Little empirical research exists on the effects of health work on Community Health Workers' (CHWs') social relationships and status, yet these factors are important in understanding the broad social and behavioral drivers and impacts of CHW programs. This is particularly true for unpaid CHWs. Engaging with others as a CHW might help a worker to embody a valued role in society as a selfless, caring individual; or it might strengthen bonds with others and improve social networks and social capital. By combining qualitative, ethnographic, and survey data collected in rural Amhara, Ethiopia from 2013 to 2016, we evaluated the extent to which unpaid female workers in Ethiopia's Women's Development Army (WDA) were better able than their peers to achieve cultural consonance by building desired social connections or fulfilling locally salient models of virtuous womanhood. We conducted a cultural consensus survey (n = 74) and measured cultural consonance in a larger survey of adult women, including WDA leaders (n = 422). We also conducted participant observation and interviews with health officials, local health staff, and WDA leaders. In our study site, WDA leaders were more able than other women to fulfill the cultural ideal of having connections to various government officials. Yet these connections often did not lead to the benefits that WDA leaders hoped for. Also, in contrast to the findings of many other studies, achieving greater cultural consonance was not significantly associated with reduced psychological distress in this population. For women in this rural context, meanwhile, psychological distress is strongly associated with food and water insecurity, stressful life events, and social support. These findings point to the importance of social, economic and psychological support for rural women in Amhara, and specifically for unpaid CHWs.

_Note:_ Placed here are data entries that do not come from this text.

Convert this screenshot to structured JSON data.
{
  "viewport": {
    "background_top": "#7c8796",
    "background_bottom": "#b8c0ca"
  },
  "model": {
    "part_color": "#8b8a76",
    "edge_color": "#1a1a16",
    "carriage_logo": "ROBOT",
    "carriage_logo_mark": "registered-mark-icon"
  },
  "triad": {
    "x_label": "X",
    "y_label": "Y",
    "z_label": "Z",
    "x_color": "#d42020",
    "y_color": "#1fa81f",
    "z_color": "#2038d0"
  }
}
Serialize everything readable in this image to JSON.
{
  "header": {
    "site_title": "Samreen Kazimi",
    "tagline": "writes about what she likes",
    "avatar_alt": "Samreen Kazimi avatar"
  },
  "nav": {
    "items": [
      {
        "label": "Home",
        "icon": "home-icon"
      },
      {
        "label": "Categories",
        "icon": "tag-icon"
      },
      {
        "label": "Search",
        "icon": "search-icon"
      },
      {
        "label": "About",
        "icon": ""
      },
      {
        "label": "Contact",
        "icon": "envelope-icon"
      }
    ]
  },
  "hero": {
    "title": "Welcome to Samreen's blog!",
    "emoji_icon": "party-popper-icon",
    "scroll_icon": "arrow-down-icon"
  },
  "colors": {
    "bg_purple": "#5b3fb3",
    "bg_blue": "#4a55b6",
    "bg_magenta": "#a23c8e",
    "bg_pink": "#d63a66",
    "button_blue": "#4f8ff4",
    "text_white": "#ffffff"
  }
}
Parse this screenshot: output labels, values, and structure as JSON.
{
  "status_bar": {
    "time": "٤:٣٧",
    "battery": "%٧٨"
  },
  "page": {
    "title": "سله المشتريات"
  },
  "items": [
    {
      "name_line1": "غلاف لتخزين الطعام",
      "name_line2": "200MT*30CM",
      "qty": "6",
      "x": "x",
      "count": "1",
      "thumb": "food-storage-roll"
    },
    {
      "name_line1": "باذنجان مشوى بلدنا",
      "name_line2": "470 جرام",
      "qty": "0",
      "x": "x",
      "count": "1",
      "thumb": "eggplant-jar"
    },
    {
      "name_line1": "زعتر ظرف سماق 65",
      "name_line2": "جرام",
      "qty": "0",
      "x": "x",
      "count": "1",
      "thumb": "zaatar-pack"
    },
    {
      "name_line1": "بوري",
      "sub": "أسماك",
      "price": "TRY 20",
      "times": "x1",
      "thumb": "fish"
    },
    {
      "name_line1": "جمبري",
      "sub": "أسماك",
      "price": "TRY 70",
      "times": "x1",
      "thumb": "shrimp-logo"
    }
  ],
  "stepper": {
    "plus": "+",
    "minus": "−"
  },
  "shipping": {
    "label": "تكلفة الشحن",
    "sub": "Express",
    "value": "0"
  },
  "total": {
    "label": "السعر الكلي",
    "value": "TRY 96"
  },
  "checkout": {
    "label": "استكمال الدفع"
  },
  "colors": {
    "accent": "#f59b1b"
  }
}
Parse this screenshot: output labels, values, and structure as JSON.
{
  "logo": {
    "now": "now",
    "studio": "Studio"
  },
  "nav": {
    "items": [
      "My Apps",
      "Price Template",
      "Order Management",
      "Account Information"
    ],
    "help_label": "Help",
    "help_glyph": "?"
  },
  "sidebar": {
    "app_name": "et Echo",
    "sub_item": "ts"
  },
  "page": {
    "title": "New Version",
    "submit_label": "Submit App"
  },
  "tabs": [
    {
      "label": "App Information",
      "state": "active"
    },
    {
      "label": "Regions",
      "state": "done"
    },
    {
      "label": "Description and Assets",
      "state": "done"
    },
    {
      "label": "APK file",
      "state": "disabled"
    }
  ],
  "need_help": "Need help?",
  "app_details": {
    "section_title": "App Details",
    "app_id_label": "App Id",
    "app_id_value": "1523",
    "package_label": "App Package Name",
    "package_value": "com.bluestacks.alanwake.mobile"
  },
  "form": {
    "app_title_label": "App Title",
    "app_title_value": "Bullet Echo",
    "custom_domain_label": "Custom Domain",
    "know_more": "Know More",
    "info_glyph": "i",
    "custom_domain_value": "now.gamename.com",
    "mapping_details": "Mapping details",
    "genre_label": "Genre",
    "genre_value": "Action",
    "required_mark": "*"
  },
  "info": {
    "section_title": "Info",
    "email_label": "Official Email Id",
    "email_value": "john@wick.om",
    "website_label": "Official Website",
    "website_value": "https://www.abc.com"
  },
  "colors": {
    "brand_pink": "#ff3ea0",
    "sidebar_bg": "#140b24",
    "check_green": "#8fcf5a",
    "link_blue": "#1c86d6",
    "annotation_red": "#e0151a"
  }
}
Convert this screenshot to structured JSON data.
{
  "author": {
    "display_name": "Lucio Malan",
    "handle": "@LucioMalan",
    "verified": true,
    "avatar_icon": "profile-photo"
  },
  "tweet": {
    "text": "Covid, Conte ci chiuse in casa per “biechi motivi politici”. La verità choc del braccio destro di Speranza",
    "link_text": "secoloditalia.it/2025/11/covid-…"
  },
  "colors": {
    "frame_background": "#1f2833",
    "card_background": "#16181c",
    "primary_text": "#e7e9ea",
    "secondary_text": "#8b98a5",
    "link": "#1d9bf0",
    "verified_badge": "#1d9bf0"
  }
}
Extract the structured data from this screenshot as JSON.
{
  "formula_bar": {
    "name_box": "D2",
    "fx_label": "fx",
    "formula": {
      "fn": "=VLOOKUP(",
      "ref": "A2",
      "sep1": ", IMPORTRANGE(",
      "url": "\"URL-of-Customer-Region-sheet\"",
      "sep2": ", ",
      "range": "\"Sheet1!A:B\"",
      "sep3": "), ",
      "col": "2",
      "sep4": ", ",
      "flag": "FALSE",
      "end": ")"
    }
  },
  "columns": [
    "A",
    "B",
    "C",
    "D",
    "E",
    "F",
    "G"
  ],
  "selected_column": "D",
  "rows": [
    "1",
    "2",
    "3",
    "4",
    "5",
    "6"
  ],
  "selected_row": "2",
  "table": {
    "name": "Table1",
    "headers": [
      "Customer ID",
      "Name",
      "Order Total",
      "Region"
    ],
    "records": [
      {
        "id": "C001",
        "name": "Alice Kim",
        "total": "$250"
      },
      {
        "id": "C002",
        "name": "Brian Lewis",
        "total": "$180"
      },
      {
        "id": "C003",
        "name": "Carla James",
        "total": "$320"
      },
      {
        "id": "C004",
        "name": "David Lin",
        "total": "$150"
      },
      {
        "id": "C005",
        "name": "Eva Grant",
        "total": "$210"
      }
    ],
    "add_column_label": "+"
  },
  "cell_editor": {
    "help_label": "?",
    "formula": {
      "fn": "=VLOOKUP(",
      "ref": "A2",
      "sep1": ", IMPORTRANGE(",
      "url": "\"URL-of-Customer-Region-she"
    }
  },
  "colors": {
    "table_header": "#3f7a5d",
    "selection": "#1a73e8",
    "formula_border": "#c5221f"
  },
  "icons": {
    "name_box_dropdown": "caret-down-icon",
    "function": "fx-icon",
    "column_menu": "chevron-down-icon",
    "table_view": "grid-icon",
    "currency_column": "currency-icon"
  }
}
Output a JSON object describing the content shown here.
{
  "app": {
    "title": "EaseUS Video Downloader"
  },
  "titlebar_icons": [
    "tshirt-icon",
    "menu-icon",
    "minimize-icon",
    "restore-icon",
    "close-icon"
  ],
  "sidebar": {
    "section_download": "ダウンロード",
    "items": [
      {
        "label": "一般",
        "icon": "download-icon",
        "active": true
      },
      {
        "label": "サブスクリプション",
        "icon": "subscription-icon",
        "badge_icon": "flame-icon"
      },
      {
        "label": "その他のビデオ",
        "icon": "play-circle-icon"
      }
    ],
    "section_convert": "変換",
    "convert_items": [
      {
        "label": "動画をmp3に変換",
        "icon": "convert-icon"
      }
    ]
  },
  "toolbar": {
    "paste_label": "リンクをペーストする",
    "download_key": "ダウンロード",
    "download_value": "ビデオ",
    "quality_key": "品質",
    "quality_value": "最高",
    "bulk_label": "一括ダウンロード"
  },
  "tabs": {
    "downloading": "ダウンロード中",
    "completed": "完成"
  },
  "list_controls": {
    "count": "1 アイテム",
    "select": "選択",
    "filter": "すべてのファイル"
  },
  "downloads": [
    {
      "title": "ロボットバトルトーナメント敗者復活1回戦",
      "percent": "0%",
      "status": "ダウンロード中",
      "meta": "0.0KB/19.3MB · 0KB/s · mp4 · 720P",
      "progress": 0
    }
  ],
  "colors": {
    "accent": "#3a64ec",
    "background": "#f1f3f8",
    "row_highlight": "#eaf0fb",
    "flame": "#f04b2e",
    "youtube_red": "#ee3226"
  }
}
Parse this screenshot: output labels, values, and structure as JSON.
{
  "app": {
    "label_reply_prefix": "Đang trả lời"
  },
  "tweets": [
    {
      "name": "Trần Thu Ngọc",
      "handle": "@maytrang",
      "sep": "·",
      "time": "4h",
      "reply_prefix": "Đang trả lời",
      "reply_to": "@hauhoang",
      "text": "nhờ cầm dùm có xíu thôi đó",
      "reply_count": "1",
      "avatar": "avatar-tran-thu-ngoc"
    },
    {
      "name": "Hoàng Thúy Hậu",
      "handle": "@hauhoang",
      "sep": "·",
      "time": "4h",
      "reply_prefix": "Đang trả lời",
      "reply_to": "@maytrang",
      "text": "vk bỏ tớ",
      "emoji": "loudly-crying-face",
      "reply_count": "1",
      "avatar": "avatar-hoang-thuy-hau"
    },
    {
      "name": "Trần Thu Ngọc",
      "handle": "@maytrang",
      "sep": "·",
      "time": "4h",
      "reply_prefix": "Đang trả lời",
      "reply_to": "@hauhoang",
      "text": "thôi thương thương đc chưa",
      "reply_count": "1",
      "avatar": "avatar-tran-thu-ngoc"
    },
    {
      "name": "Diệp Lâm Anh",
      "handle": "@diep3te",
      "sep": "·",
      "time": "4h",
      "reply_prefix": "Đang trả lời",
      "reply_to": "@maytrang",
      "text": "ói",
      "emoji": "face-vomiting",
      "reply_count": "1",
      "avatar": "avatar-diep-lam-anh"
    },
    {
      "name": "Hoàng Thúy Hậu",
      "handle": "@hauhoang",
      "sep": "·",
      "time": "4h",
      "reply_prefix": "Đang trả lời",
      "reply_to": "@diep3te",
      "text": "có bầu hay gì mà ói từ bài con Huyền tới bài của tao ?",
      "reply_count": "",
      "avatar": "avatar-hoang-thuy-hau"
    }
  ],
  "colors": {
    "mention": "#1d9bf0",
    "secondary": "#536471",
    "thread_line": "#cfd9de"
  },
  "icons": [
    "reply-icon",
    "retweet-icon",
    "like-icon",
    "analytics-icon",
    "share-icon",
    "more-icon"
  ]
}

- Community health workers
- Cultural consonance
ASJC Scopus subject areas
- Health(social science)
- History and Philosophy of Science